*The problem*.
Could each entry below be written out exactly, with every picture dropped?

(Data records for software interfaces)
*****

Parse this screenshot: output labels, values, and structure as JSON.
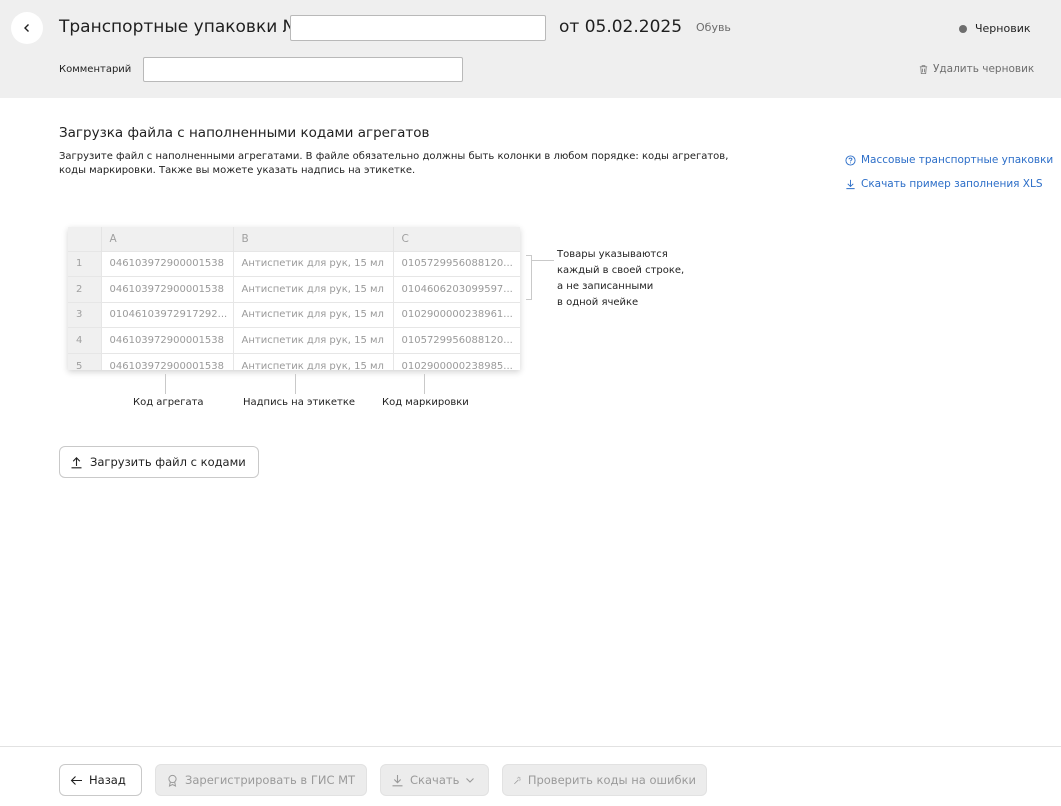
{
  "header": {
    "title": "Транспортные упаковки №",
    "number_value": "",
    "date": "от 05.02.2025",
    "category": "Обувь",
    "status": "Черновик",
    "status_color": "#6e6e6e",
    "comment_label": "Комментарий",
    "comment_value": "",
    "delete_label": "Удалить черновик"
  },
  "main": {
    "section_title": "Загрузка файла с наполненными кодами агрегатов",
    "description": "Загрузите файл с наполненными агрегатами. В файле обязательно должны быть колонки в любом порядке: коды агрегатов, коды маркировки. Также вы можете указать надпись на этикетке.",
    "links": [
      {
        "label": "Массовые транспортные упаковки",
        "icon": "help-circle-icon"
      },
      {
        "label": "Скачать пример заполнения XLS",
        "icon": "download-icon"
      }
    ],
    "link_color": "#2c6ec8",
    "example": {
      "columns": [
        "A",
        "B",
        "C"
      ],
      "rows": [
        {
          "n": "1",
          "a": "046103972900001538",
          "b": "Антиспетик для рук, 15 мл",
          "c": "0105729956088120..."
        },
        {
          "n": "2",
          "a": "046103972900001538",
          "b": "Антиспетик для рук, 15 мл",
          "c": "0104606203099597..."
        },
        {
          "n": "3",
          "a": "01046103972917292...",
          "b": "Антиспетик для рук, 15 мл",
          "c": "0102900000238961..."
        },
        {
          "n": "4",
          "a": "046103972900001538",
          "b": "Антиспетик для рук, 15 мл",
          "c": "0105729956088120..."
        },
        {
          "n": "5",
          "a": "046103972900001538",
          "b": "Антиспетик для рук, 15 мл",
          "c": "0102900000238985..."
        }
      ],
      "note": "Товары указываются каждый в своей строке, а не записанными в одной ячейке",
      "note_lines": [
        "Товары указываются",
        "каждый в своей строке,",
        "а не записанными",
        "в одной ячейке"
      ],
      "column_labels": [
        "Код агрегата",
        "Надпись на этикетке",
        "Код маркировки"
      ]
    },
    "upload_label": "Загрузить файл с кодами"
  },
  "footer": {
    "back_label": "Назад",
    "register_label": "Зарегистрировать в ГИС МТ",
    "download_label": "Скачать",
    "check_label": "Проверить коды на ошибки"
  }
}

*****

*Solution for this exercise*.
Parse this screenshot: output labels, values, and structure as JSON.
{
  "header": {
    "title": "Транспортные упаковки №",
    "number_value": "",
    "date": "от 05.02.2025",
    "category": "Обувь",
    "status": "Черновик",
    "status_color": "#6e6e6e",
    "comment_label": "Комментарий",
    "comment_value": "",
    "delete_label": "Удалить черновик"
  },
  "main": {
    "section_title": "Загрузка файла с наполненными кодами агрегатов",
    "description": "Загрузите файл с наполненными агрегатами. В файле обязательно должны быть колонки в любом порядке: коды агрегатов, коды маркировки. Также вы можете указать надпись на этикетке.",
    "links": [
      {
        "label": "Массовые транспортные упаковки",
        "icon": "help-circle-icon"
      },
      {
        "label": "Скачать пример заполнения XLS",
        "icon": "download-icon"
      }
    ],
    "link_color": "#2c6ec8",
    "example": {
      "columns": [
        "A",
        "B",
        "C"
      ],
      "rows": [
        {
          "n": "1",
          "a": "046103972900001538",
          "b": "Антиспетик для рук, 15 мл",
          "c": "0105729956088120..."
        },
        {
          "n": "2",
          "a": "046103972900001538",
          "b": "Антиспетик для рук, 15 мл",
          "c": "0104606203099597..."
        },
        {
          "n": "3",
          "a": "01046103972917292...",
          "b": "Антиспетик для рук, 15 мл",
          "c": "0102900000238961..."
        },
        {
          "n": "4",
          "a": "046103972900001538",
          "b": "Антиспетик для рук, 15 мл",
          "c": "0105729956088120..."
        },
        {
          "n": "5",
          "a": "046103972900001538",
          "b": "Антиспетик для рук, 15 мл",
          "c": "0102900000238985..."
        }
      ],
      "note": "Товары указываются каждый в своей строке, а не записанными в одной ячейке",
      "note_lines": [
        "Товары указываются",
        "каждый в своей строке,",
        "а не записанными",
        "в одной ячейке"
      ],
      "column_labels": [
        "Код агрегата",
        "Надпись на этикетке",
        "Код маркировки"
      ]
    },
    "upload_label": "Загрузить файл с кодами"
  },
  "footer": {
    "back_label": "Назад",
    "register_label": "Зарегистрировать в ГИС МТ",
    "download_label": "Скачать",
    "check_label": "Проверить коды на ошибки"
  }
}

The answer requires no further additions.